■ Exercise details ■
Every line in the records below that holds the word "Export" is to be copied.

■ Supplied entries ■
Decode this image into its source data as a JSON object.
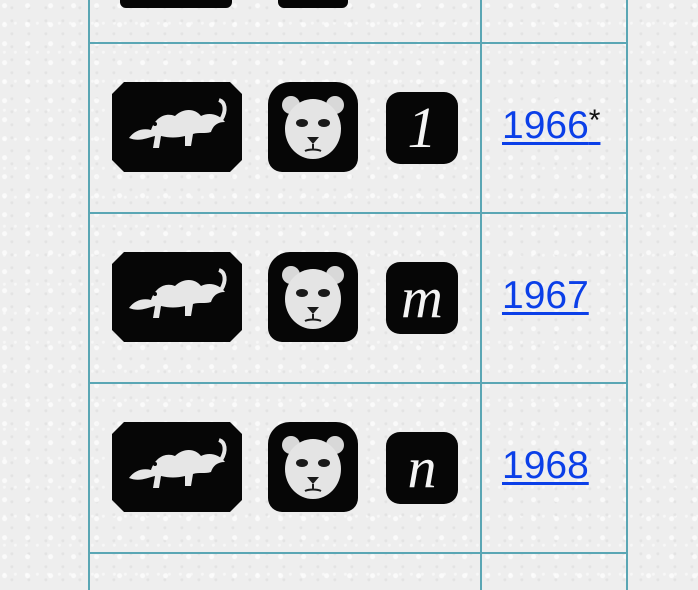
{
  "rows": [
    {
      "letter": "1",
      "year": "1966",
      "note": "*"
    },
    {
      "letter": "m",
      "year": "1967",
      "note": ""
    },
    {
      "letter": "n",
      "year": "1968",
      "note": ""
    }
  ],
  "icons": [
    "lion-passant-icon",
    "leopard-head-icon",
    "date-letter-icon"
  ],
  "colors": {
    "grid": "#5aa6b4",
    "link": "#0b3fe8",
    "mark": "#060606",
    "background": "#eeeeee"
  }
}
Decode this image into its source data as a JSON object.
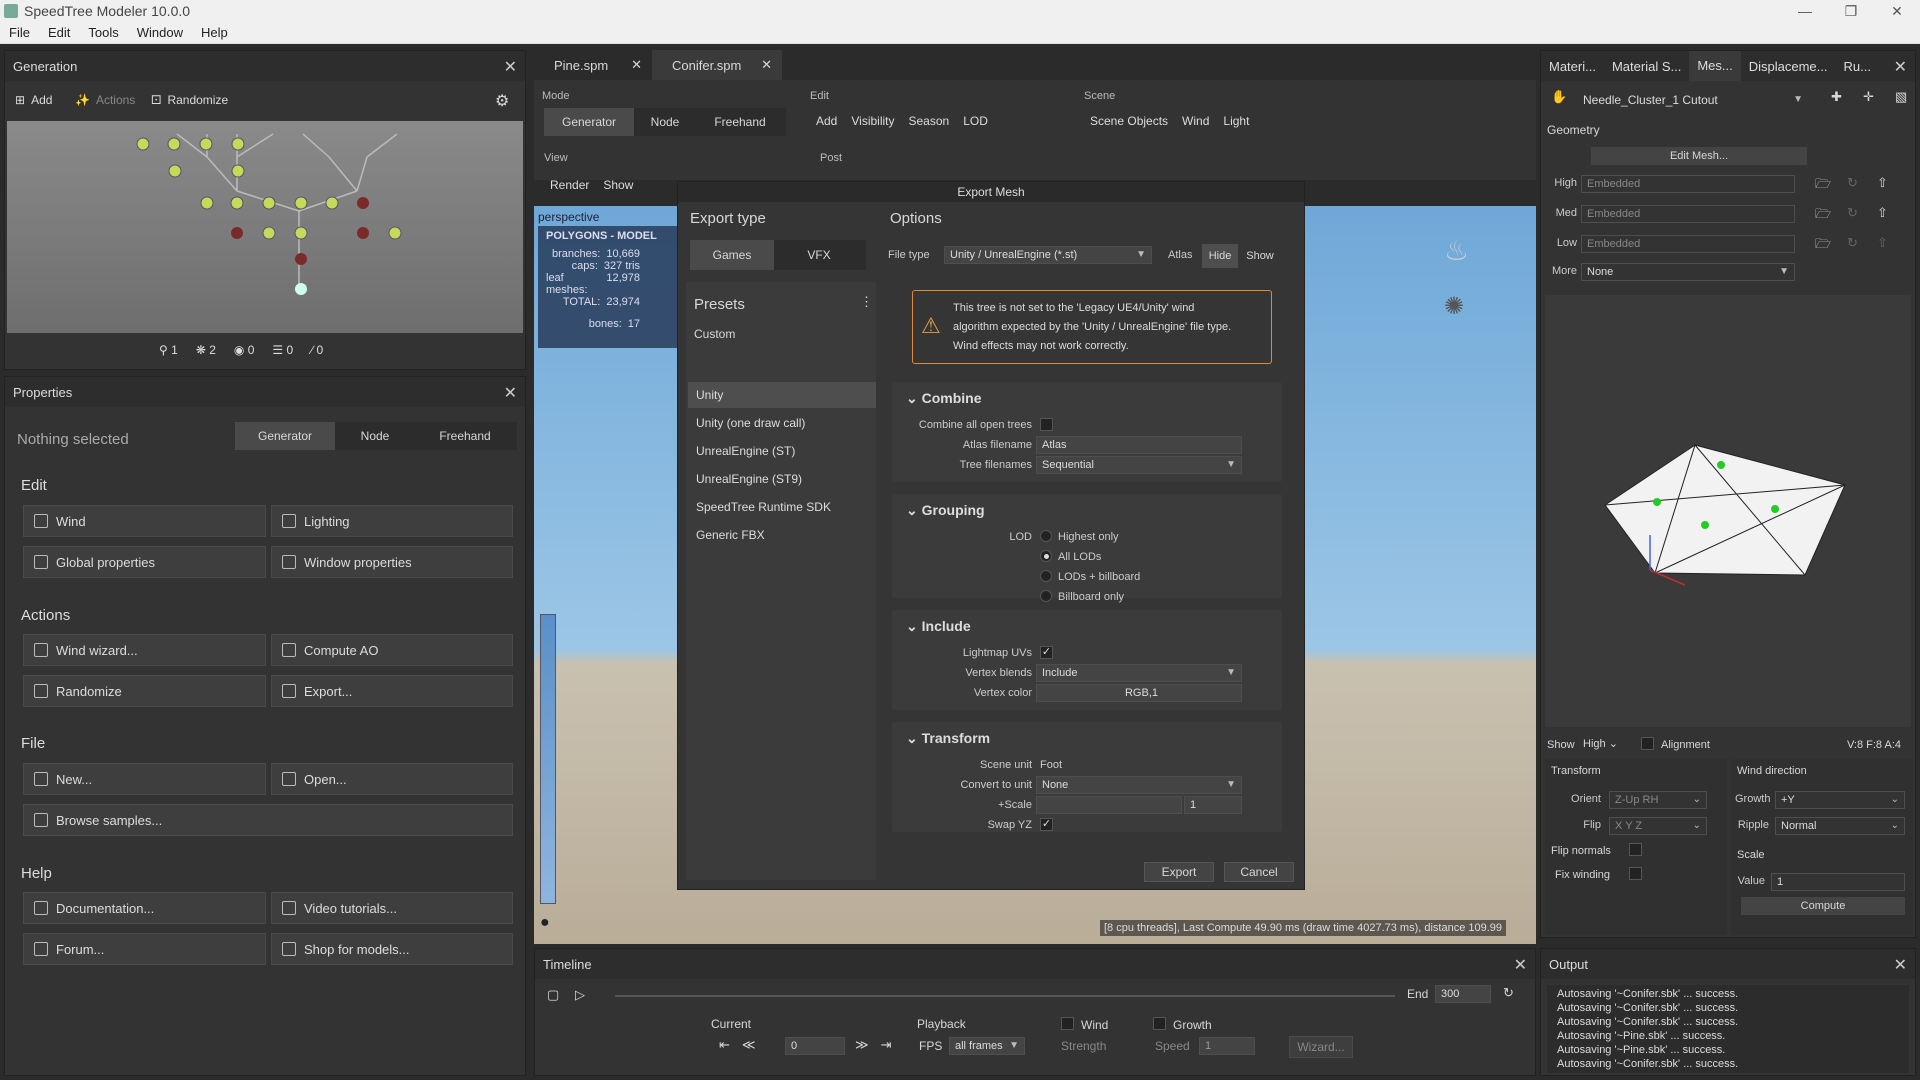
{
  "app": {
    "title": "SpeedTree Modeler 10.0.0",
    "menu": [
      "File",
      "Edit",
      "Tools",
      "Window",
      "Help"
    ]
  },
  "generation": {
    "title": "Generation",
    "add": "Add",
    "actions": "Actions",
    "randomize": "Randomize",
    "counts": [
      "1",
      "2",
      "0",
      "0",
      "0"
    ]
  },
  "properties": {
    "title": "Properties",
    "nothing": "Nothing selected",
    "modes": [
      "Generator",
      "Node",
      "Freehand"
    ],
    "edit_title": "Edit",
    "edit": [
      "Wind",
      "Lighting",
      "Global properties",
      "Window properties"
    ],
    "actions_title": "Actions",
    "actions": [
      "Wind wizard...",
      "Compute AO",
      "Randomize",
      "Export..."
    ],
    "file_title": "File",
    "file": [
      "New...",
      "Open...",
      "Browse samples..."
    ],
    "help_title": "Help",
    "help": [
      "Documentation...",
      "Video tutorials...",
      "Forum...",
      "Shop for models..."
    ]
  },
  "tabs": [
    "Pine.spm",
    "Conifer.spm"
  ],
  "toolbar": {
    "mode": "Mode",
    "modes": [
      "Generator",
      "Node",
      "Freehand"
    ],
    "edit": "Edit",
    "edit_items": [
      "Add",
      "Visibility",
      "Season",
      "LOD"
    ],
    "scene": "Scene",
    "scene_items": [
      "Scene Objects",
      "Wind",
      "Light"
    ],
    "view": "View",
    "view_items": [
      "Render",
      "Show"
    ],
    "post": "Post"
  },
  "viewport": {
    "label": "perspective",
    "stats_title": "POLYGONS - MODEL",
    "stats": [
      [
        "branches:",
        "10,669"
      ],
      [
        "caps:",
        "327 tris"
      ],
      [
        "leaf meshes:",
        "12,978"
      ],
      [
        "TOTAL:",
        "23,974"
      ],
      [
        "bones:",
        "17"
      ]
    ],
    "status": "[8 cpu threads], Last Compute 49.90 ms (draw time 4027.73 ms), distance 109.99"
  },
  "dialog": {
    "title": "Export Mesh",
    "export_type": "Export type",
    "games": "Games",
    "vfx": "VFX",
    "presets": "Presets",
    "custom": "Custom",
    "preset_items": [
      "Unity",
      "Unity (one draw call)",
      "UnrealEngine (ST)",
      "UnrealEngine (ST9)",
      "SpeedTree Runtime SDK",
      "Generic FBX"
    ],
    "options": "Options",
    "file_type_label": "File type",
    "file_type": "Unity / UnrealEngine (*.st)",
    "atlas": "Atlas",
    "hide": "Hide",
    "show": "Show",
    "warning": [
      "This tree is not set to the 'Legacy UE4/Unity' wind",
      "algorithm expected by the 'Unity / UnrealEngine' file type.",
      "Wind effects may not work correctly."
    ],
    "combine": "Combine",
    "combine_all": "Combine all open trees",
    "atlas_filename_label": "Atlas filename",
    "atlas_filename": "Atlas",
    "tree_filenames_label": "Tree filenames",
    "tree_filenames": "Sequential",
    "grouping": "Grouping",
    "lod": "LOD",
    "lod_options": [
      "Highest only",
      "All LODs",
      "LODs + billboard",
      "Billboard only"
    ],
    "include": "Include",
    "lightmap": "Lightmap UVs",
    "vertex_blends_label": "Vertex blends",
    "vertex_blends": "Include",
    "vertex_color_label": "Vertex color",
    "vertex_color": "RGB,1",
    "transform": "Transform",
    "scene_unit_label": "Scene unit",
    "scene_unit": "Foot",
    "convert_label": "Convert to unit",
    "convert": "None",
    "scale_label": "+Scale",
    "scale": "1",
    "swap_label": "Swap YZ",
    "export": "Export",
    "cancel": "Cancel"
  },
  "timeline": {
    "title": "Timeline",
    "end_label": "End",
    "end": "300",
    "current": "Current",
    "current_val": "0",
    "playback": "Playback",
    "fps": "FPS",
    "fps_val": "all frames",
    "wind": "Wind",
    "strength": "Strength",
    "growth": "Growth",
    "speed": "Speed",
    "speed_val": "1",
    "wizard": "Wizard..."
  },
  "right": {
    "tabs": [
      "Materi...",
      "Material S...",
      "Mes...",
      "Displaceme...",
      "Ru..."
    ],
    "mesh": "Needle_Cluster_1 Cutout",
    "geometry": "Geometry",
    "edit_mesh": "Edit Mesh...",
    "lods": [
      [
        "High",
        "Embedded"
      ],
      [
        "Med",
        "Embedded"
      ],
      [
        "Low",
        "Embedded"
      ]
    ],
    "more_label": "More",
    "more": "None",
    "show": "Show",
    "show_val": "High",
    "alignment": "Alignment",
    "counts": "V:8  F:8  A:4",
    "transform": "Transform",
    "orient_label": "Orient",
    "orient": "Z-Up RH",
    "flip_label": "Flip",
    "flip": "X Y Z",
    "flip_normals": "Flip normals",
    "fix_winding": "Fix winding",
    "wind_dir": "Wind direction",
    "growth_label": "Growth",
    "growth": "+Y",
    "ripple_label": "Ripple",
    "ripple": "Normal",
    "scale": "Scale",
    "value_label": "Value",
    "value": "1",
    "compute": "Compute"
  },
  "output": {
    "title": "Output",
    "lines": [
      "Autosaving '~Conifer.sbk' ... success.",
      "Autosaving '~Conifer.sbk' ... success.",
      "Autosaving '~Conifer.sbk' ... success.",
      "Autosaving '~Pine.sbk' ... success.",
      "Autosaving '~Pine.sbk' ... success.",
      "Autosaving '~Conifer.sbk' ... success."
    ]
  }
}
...
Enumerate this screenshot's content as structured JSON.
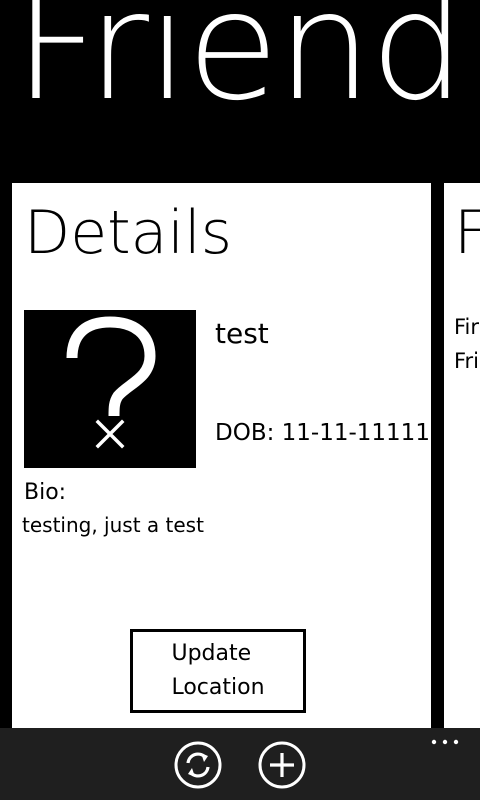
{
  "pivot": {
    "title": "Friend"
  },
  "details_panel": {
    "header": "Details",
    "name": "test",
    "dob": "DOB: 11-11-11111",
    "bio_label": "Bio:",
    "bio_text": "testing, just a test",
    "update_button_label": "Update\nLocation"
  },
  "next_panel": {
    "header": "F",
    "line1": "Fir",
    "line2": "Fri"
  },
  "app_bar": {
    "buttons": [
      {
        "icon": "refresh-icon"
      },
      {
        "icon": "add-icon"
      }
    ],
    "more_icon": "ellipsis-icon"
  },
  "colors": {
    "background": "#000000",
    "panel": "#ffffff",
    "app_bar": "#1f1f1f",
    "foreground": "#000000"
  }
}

■ Problem solution ■
      "Export..."
    "title": "Export Mesh",
    "export_type": "Export type",
    "export": "Export",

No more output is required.